_Exercise description:_
Check each line of the data for "Rows", and copy the ones that have it.

[Data about app and page elements]

--------------------

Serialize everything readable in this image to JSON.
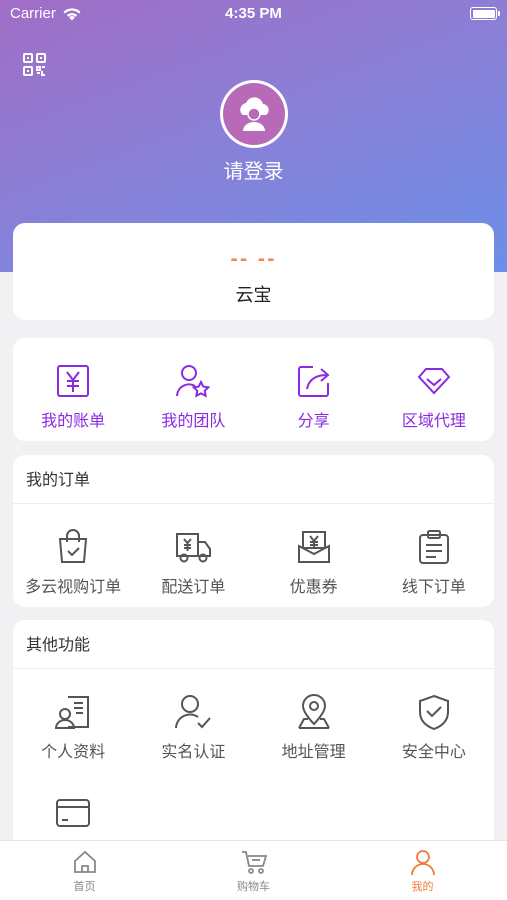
{
  "status_bar": {
    "carrier": "Carrier",
    "time": "4:35 PM"
  },
  "header": {
    "login_text": "请登录"
  },
  "yun_card": {
    "value": "-- --",
    "label": "云宝"
  },
  "quick_actions": [
    {
      "label": "我的账单",
      "icon": "bill-icon"
    },
    {
      "label": "我的团队",
      "icon": "team-icon"
    },
    {
      "label": "分享",
      "icon": "share-icon"
    },
    {
      "label": "区域代理",
      "icon": "diamond-icon"
    }
  ],
  "orders": {
    "title": "我的订单",
    "items": [
      {
        "label": "多云视购订单",
        "icon": "shopping-bag-icon"
      },
      {
        "label": "配送订单",
        "icon": "delivery-truck-icon"
      },
      {
        "label": "优惠券",
        "icon": "coupon-icon"
      },
      {
        "label": "线下订单",
        "icon": "clipboard-icon"
      }
    ]
  },
  "other": {
    "title": "其他功能",
    "items": [
      {
        "label": "个人资料",
        "icon": "profile-card-icon"
      },
      {
        "label": "实名认证",
        "icon": "verified-user-icon"
      },
      {
        "label": "地址管理",
        "icon": "location-pin-icon"
      },
      {
        "label": "安全中心",
        "icon": "shield-check-icon"
      },
      {
        "label": "",
        "icon": "bank-card-icon"
      }
    ]
  },
  "tabbar": [
    {
      "label": "首页",
      "icon": "home-icon",
      "active": false
    },
    {
      "label": "购物车",
      "icon": "cart-icon",
      "active": false
    },
    {
      "label": "我的",
      "icon": "user-icon",
      "active": true
    }
  ],
  "colors": {
    "accent_purple": "#8a2be2",
    "accent_orange": "#f07a3a",
    "icon_gray": "#555555"
  }
}
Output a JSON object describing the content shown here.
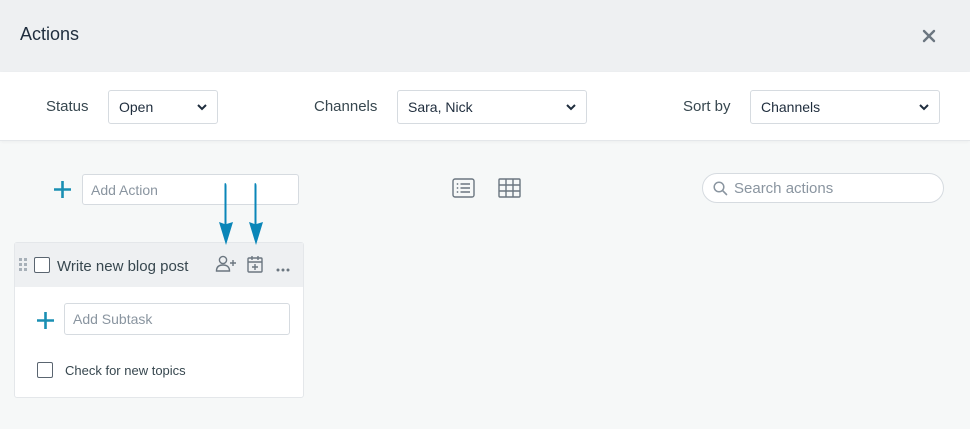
{
  "header": {
    "title": "Actions"
  },
  "filters": {
    "status": {
      "label": "Status",
      "value": "Open"
    },
    "channels": {
      "label": "Channels",
      "value": "Sara, Nick"
    },
    "sort": {
      "label": "Sort by",
      "value": "Channels"
    }
  },
  "toolbar": {
    "add_action_placeholder": "Add Action",
    "search_placeholder": "Search actions"
  },
  "task": {
    "title": "Write new blog post",
    "add_subtask_placeholder": "Add Subtask",
    "subtasks": [
      {
        "label": "Check for new topics"
      }
    ]
  },
  "colors": {
    "accent": "#1a8fb3",
    "arrow": "#0a86b8"
  }
}
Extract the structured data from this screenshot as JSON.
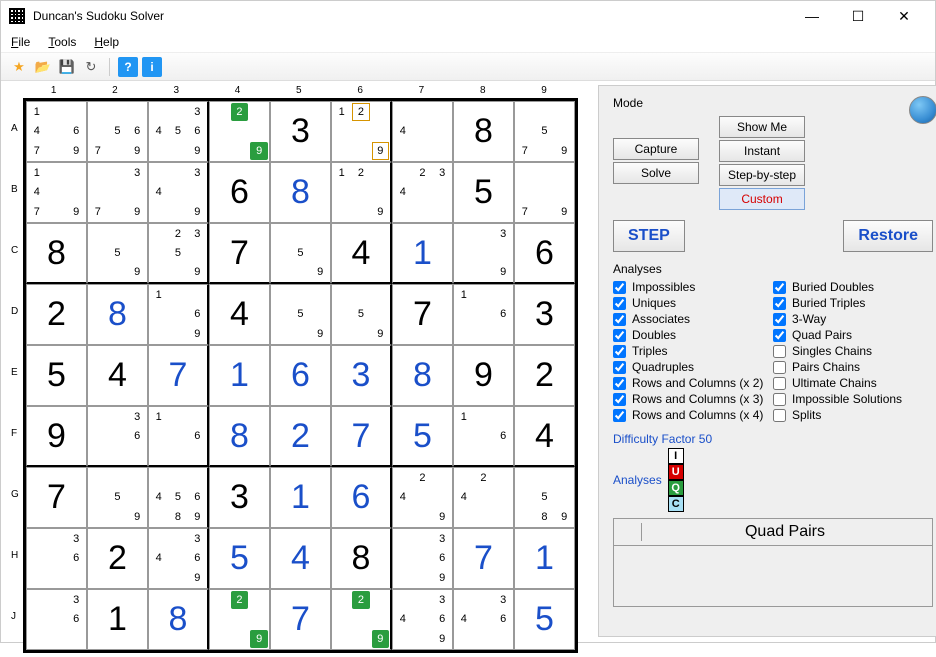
{
  "window": {
    "title": "Duncan's Sudoku Solver"
  },
  "menu": {
    "file": "File",
    "tools": "Tools",
    "help": "Help"
  },
  "col_labels": [
    "1",
    "2",
    "3",
    "4",
    "5",
    "6",
    "7",
    "8",
    "9"
  ],
  "row_labels": [
    "A",
    "B",
    "C",
    "D",
    "E",
    "F",
    "G",
    "H",
    "J"
  ],
  "grid": [
    [
      {
        "t": "c",
        "v": [
          "1",
          "",
          "",
          "4",
          "",
          "6",
          "7",
          "",
          "9"
        ]
      },
      {
        "t": "c",
        "v": [
          "",
          "",
          "",
          "",
          "5",
          "6",
          "7",
          "",
          "9"
        ]
      },
      {
        "t": "c",
        "v": [
          "",
          "",
          "3",
          "4",
          "5",
          "6",
          "",
          "",
          "9"
        ]
      },
      {
        "t": "c",
        "v": [
          "",
          "",
          "",
          "",
          "",
          "",
          "",
          "",
          "9"
        ],
        "hl": {
          "2": "green",
          "9": "green"
        }
      },
      {
        "t": "b",
        "v": "3",
        "s": "given"
      },
      {
        "t": "c",
        "v": [
          "1",
          "",
          "",
          "",
          "",
          "",
          "",
          "",
          "9"
        ],
        "hl": {
          "2": "orange",
          "9": "orange"
        }
      },
      {
        "t": "c",
        "v": [
          "",
          "",
          "",
          "4",
          "",
          "",
          "",
          "",
          ""
        ]
      },
      {
        "t": "b",
        "v": "8",
        "s": "given"
      },
      {
        "t": "c",
        "v": [
          "",
          "",
          "",
          "",
          "5",
          "",
          "7",
          "",
          "9"
        ]
      }
    ],
    [
      {
        "t": "c",
        "v": [
          "1",
          "",
          "",
          "4",
          "",
          "",
          "7",
          "",
          "9"
        ]
      },
      {
        "t": "c",
        "v": [
          "",
          "",
          "3",
          "",
          "",
          "",
          "7",
          "",
          "9"
        ]
      },
      {
        "t": "c",
        "v": [
          "",
          "",
          "3",
          "4",
          "",
          "",
          "",
          "",
          "9"
        ]
      },
      {
        "t": "b",
        "v": "6",
        "s": "given"
      },
      {
        "t": "b",
        "v": "8",
        "s": "solved"
      },
      {
        "t": "c",
        "v": [
          "1",
          "2",
          "",
          "",
          "",
          "",
          "",
          "",
          "9"
        ]
      },
      {
        "t": "c",
        "v": [
          "",
          "2",
          "3",
          "4",
          "",
          "",
          "",
          "",
          ""
        ]
      },
      {
        "t": "b",
        "v": "5",
        "s": "given"
      },
      {
        "t": "c",
        "v": [
          "",
          "",
          "",
          "",
          "",
          "",
          "7",
          "",
          "9"
        ]
      }
    ],
    [
      {
        "t": "b",
        "v": "8",
        "s": "given"
      },
      {
        "t": "c",
        "v": [
          "",
          "",
          "",
          "",
          "5",
          "",
          "",
          "",
          "9"
        ]
      },
      {
        "t": "c",
        "v": [
          "",
          "2",
          "3",
          "",
          "5",
          "",
          "",
          "",
          "9"
        ]
      },
      {
        "t": "b",
        "v": "7",
        "s": "given"
      },
      {
        "t": "c",
        "v": [
          "",
          "",
          "",
          "",
          "5",
          "",
          "",
          "",
          "9"
        ]
      },
      {
        "t": "b",
        "v": "4",
        "s": "given"
      },
      {
        "t": "b",
        "v": "1",
        "s": "solved"
      },
      {
        "t": "c",
        "v": [
          "",
          "",
          "3",
          "",
          "",
          "",
          "",
          "",
          "9"
        ]
      },
      {
        "t": "b",
        "v": "6",
        "s": "given"
      }
    ],
    [
      {
        "t": "b",
        "v": "2",
        "s": "given"
      },
      {
        "t": "b",
        "v": "8",
        "s": "solved"
      },
      {
        "t": "c",
        "v": [
          "1",
          "",
          "",
          "",
          "",
          "6",
          "",
          "",
          "9"
        ]
      },
      {
        "t": "b",
        "v": "4",
        "s": "given"
      },
      {
        "t": "c",
        "v": [
          "",
          "",
          "",
          "",
          "5",
          "",
          "",
          "",
          "9"
        ]
      },
      {
        "t": "c",
        "v": [
          "",
          "",
          "",
          "",
          "5",
          "",
          "",
          "",
          "9"
        ]
      },
      {
        "t": "b",
        "v": "7",
        "s": "given"
      },
      {
        "t": "c",
        "v": [
          "1",
          "",
          "",
          "",
          "",
          "6",
          "",
          "",
          ""
        ]
      },
      {
        "t": "b",
        "v": "3",
        "s": "given"
      }
    ],
    [
      {
        "t": "b",
        "v": "5",
        "s": "given"
      },
      {
        "t": "b",
        "v": "4",
        "s": "given"
      },
      {
        "t": "b",
        "v": "7",
        "s": "solved"
      },
      {
        "t": "b",
        "v": "1",
        "s": "solved"
      },
      {
        "t": "b",
        "v": "6",
        "s": "solved"
      },
      {
        "t": "b",
        "v": "3",
        "s": "solved"
      },
      {
        "t": "b",
        "v": "8",
        "s": "solved"
      },
      {
        "t": "b",
        "v": "9",
        "s": "given"
      },
      {
        "t": "b",
        "v": "2",
        "s": "given"
      }
    ],
    [
      {
        "t": "b",
        "v": "9",
        "s": "given"
      },
      {
        "t": "c",
        "v": [
          "",
          "",
          "3",
          "",
          "",
          "6",
          "",
          "",
          ""
        ]
      },
      {
        "t": "c",
        "v": [
          "1",
          "",
          "",
          "",
          "",
          "6",
          "",
          "",
          ""
        ]
      },
      {
        "t": "b",
        "v": "8",
        "s": "solved"
      },
      {
        "t": "b",
        "v": "2",
        "s": "solved"
      },
      {
        "t": "b",
        "v": "7",
        "s": "solved"
      },
      {
        "t": "b",
        "v": "5",
        "s": "solved"
      },
      {
        "t": "c",
        "v": [
          "1",
          "",
          "",
          "",
          "",
          "6",
          "",
          "",
          ""
        ]
      },
      {
        "t": "b",
        "v": "4",
        "s": "given"
      }
    ],
    [
      {
        "t": "b",
        "v": "7",
        "s": "given"
      },
      {
        "t": "c",
        "v": [
          "",
          "",
          "",
          "",
          "5",
          "",
          "",
          "",
          "9"
        ]
      },
      {
        "t": "c",
        "v": [
          "",
          "",
          "",
          "4",
          "5",
          "6",
          "",
          "8",
          "9"
        ]
      },
      {
        "t": "b",
        "v": "3",
        "s": "given"
      },
      {
        "t": "b",
        "v": "1",
        "s": "solved"
      },
      {
        "t": "b",
        "v": "6",
        "s": "solved"
      },
      {
        "t": "c",
        "v": [
          "",
          "2",
          "",
          "4",
          "",
          "",
          "",
          "",
          "9"
        ]
      },
      {
        "t": "c",
        "v": [
          "",
          "2",
          "",
          "4",
          "",
          "",
          "",
          "",
          ""
        ]
      },
      {
        "t": "c",
        "v": [
          "",
          "",
          "",
          "",
          "5",
          "",
          "",
          "8",
          "9"
        ]
      }
    ],
    [
      {
        "t": "c",
        "v": [
          "",
          "",
          "3",
          "",
          "",
          "6",
          "",
          "",
          ""
        ]
      },
      {
        "t": "b",
        "v": "2",
        "s": "given"
      },
      {
        "t": "c",
        "v": [
          "",
          "",
          "3",
          "4",
          "",
          "6",
          "",
          "",
          "9"
        ]
      },
      {
        "t": "b",
        "v": "5",
        "s": "solved"
      },
      {
        "t": "b",
        "v": "4",
        "s": "solved"
      },
      {
        "t": "b",
        "v": "8",
        "s": "given"
      },
      {
        "t": "c",
        "v": [
          "",
          "",
          "3",
          "",
          "",
          "6",
          "",
          "",
          "9"
        ]
      },
      {
        "t": "b",
        "v": "7",
        "s": "solved"
      },
      {
        "t": "b",
        "v": "1",
        "s": "solved"
      }
    ],
    [
      {
        "t": "c",
        "v": [
          "",
          "",
          "3",
          "",
          "",
          "6",
          "",
          "",
          ""
        ]
      },
      {
        "t": "b",
        "v": "1",
        "s": "given"
      },
      {
        "t": "b",
        "v": "8",
        "s": "solved"
      },
      {
        "t": "c",
        "v": [
          "",
          "",
          "",
          "",
          "",
          "",
          "",
          "",
          "9"
        ],
        "hl": {
          "2": "green",
          "9": "green"
        }
      },
      {
        "t": "b",
        "v": "7",
        "s": "solved"
      },
      {
        "t": "c",
        "v": [
          "",
          "",
          "",
          "",
          "",
          "",
          "",
          "",
          "9"
        ],
        "hl": {
          "2": "green",
          "9": "green"
        }
      },
      {
        "t": "c",
        "v": [
          "",
          "",
          "3",
          "4",
          "",
          "6",
          "",
          "",
          "9"
        ]
      },
      {
        "t": "c",
        "v": [
          "",
          "",
          "3",
          "4",
          "",
          "6",
          "",
          "",
          ""
        ]
      },
      {
        "t": "b",
        "v": "5",
        "s": "solved"
      }
    ]
  ],
  "panel": {
    "mode_label": "Mode",
    "capture": "Capture",
    "solve": "Solve",
    "show_me": "Show Me",
    "instant": "Instant",
    "step_by_step": "Step-by-step",
    "custom": "Custom",
    "step": "STEP",
    "restore": "Restore",
    "analyses_label": "Analyses",
    "checks_left": [
      {
        "label": "Impossibles",
        "checked": true
      },
      {
        "label": "Uniques",
        "checked": true
      },
      {
        "label": "Associates",
        "checked": true
      },
      {
        "label": "Doubles",
        "checked": true
      },
      {
        "label": "Triples",
        "checked": true
      },
      {
        "label": "Quadruples",
        "checked": true
      },
      {
        "label": "Rows and Columns (x 2)",
        "checked": true
      },
      {
        "label": "Rows and Columns (x 3)",
        "checked": true
      },
      {
        "label": "Rows and Columns (x 4)",
        "checked": true
      }
    ],
    "checks_right": [
      {
        "label": "Buried Doubles",
        "checked": true
      },
      {
        "label": "Buried Triples",
        "checked": true
      },
      {
        "label": "3-Way",
        "checked": true
      },
      {
        "label": "Quad Pairs",
        "checked": true
      },
      {
        "label": "Singles Chains",
        "checked": false
      },
      {
        "label": "Pairs Chains",
        "checked": false
      },
      {
        "label": "Ultimate Chains",
        "checked": false
      },
      {
        "label": "Impossible Solutions",
        "checked": false
      },
      {
        "label": "Splits",
        "checked": false
      }
    ],
    "difficulty": "Difficulty Factor 50",
    "an_label": "Analyses",
    "badges": [
      "I",
      "U",
      "Q",
      "C"
    ],
    "result": "Quad Pairs"
  }
}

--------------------

_Solution for this task:_
        "label": "Rows and Columns (x 2)",
        "label": "Rows and Columns (x 3)",
        "label": "Rows and Columns (x 4)",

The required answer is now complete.